=== Begin Enclosure ===

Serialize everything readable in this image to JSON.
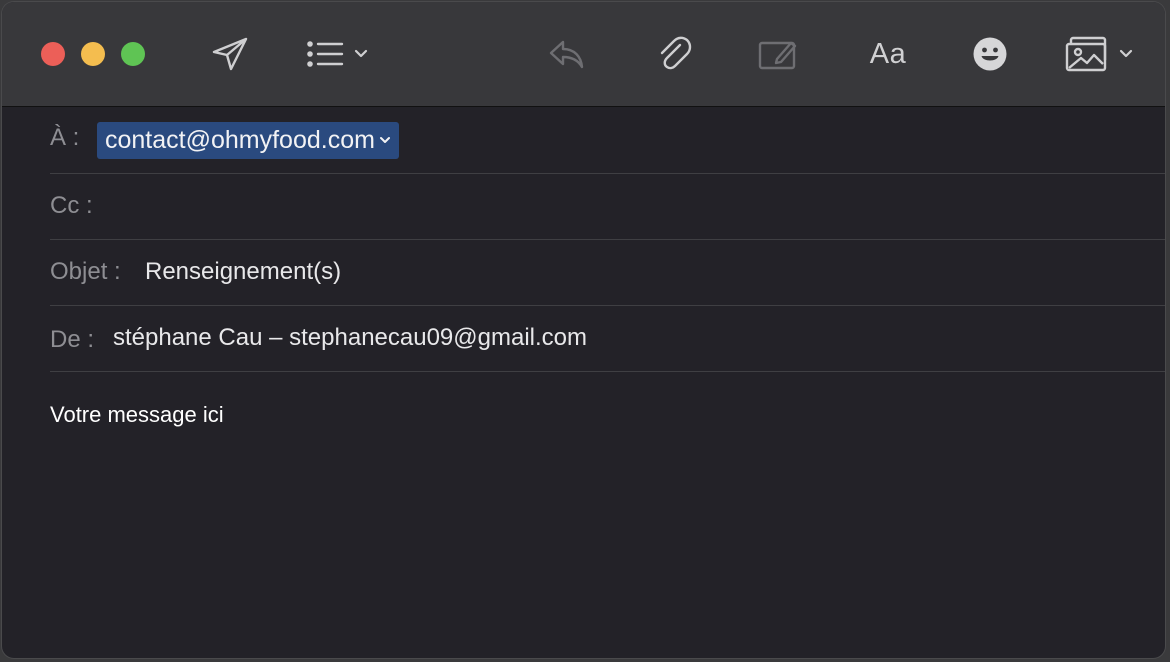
{
  "window": {
    "traffic_lights": {
      "close": "#ec5f58",
      "minimize": "#f4bd4f",
      "zoom": "#5fc454"
    }
  },
  "toolbar": {
    "send": {
      "icon": "paper-plane-icon"
    },
    "header_fields": {
      "icon": "list-bullets-icon"
    },
    "reply": {
      "icon": "reply-arrow-icon"
    },
    "attach": {
      "icon": "paperclip-icon"
    },
    "markup": {
      "icon": "markup-pencil-icon"
    },
    "format": {
      "label": "Aa"
    },
    "emoji": {
      "icon": "smiley-icon"
    },
    "photo": {
      "icon": "photo-browser-icon"
    }
  },
  "compose": {
    "to": {
      "label": "À :",
      "recipient": "contact@ohmyfood.com"
    },
    "cc": {
      "label": "Cc :",
      "value": ""
    },
    "subject": {
      "label": "Objet :",
      "value": "Renseignement(s)"
    },
    "from": {
      "label": "De :",
      "value": "stéphane Cau – stephanecau09@gmail.com"
    },
    "body": "Votre message ici"
  },
  "colors": {
    "toolbar_bg": "#38383b",
    "content_bg": "#232228",
    "token_bg": "#2a4a7f",
    "label_text": "#8e8e93",
    "value_text": "#e8e8ea"
  }
}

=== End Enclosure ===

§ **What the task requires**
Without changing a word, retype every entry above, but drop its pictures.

§ **Solution below**
Serialize everything readable in this image to JSON.
{
  "window": {
    "traffic_lights": {
      "close": "#ec5f58",
      "minimize": "#f4bd4f",
      "zoom": "#5fc454"
    }
  },
  "toolbar": {
    "send": {
      "icon": "paper-plane-icon"
    },
    "header_fields": {
      "icon": "list-bullets-icon"
    },
    "reply": {
      "icon": "reply-arrow-icon"
    },
    "attach": {
      "icon": "paperclip-icon"
    },
    "markup": {
      "icon": "markup-pencil-icon"
    },
    "format": {
      "label": "Aa"
    },
    "emoji": {
      "icon": "smiley-icon"
    },
    "photo": {
      "icon": "photo-browser-icon"
    }
  },
  "compose": {
    "to": {
      "label": "À :",
      "recipient": "contact@ohmyfood.com"
    },
    "cc": {
      "label": "Cc :",
      "value": ""
    },
    "subject": {
      "label": "Objet :",
      "value": "Renseignement(s)"
    },
    "from": {
      "label": "De :",
      "value": "stéphane Cau – stephanecau09@gmail.com"
    },
    "body": "Votre message ici"
  },
  "colors": {
    "toolbar_bg": "#38383b",
    "content_bg": "#232228",
    "token_bg": "#2a4a7f",
    "label_text": "#8e8e93",
    "value_text": "#e8e8ea"
  }
}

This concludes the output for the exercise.